- [TASK]:
For every line in the records below that holds "localhost", make a copy.

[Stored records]
━━━━
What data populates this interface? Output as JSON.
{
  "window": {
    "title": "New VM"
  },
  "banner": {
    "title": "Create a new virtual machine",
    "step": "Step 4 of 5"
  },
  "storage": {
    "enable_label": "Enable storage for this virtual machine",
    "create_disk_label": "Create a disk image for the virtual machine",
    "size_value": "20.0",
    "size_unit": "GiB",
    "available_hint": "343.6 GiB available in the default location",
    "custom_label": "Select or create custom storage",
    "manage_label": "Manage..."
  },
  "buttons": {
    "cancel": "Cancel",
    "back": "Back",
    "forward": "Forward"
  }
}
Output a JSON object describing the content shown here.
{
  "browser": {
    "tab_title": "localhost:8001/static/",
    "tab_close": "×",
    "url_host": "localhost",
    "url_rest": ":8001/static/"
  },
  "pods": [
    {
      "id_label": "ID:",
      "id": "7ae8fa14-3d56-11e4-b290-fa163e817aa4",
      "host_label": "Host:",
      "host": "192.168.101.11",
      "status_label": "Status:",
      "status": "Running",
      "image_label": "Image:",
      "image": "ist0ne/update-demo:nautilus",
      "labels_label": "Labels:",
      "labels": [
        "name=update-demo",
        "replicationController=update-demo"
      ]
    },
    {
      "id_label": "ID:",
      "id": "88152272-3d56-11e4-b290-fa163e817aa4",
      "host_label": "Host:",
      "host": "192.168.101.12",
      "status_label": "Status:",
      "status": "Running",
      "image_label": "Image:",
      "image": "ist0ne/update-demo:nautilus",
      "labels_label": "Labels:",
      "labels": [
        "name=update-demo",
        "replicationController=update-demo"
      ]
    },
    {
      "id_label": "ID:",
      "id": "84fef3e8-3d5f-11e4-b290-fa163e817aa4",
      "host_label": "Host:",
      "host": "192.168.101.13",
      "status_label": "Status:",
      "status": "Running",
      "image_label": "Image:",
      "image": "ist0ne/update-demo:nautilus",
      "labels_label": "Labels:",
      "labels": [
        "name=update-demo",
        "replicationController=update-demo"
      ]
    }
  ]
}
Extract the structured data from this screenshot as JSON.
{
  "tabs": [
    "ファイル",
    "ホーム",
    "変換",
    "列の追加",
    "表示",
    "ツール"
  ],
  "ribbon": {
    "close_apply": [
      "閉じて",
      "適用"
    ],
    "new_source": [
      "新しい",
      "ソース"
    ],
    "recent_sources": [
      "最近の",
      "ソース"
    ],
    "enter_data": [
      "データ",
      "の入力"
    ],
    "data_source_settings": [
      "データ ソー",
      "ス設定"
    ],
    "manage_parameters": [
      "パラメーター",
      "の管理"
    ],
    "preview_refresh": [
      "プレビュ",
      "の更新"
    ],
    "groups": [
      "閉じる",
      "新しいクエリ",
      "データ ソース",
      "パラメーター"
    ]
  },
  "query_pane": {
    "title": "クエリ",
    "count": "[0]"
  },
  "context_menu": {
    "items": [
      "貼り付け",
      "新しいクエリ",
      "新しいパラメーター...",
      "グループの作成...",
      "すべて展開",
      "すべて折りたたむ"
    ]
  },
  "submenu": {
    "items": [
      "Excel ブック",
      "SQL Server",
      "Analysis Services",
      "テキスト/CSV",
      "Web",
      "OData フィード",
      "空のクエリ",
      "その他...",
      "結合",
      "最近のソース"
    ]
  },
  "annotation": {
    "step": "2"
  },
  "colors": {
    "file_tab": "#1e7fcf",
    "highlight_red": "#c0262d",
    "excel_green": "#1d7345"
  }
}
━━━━
- [OUTPUT FOR THIS TASK]:
    "tab_title": "localhost:8001/static/",
    "url_host": "localhost",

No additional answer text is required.